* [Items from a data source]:
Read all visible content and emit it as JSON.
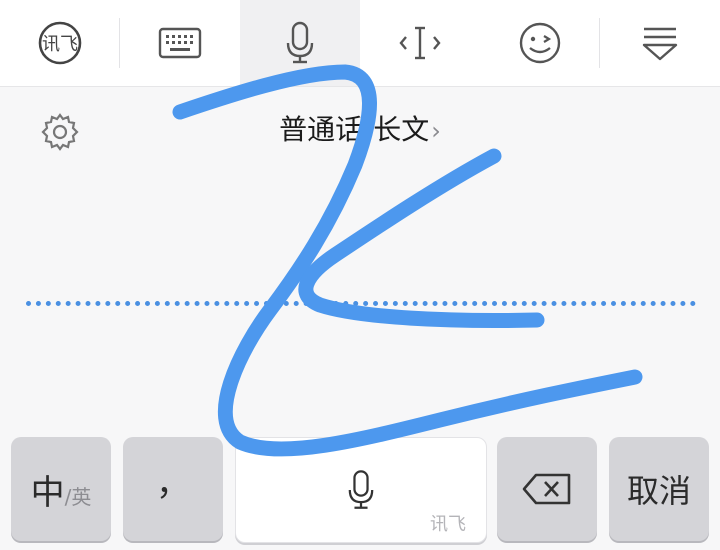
{
  "toolbar": {
    "items": [
      {
        "icon": "ifly-logo-icon",
        "label": "讯飞"
      },
      {
        "icon": "keyboard-icon"
      },
      {
        "icon": "mic-icon",
        "active": true
      },
      {
        "icon": "text-cursor-icon"
      },
      {
        "icon": "emoji-icon"
      },
      {
        "icon": "hide-keyboard-icon"
      }
    ]
  },
  "voice": {
    "mode_label": "普通话-长文",
    "chevron": "›"
  },
  "keys": {
    "lang_main": "中",
    "lang_sub": "/英",
    "comma": "，",
    "brand": "讯飞",
    "cancel": "取消"
  },
  "colors": {
    "accent": "#4a90e2",
    "stroke": "#4d98ee"
  }
}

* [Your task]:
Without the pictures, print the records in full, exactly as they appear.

* [Your response]:
Read all visible content and emit it as JSON.
{
  "toolbar": {
    "items": [
      {
        "icon": "ifly-logo-icon",
        "label": "讯飞"
      },
      {
        "icon": "keyboard-icon"
      },
      {
        "icon": "mic-icon",
        "active": true
      },
      {
        "icon": "text-cursor-icon"
      },
      {
        "icon": "emoji-icon"
      },
      {
        "icon": "hide-keyboard-icon"
      }
    ]
  },
  "voice": {
    "mode_label": "普通话-长文",
    "chevron": "›"
  },
  "keys": {
    "lang_main": "中",
    "lang_sub": "/英",
    "comma": "，",
    "brand": "讯飞",
    "cancel": "取消"
  },
  "colors": {
    "accent": "#4a90e2",
    "stroke": "#4d98ee"
  }
}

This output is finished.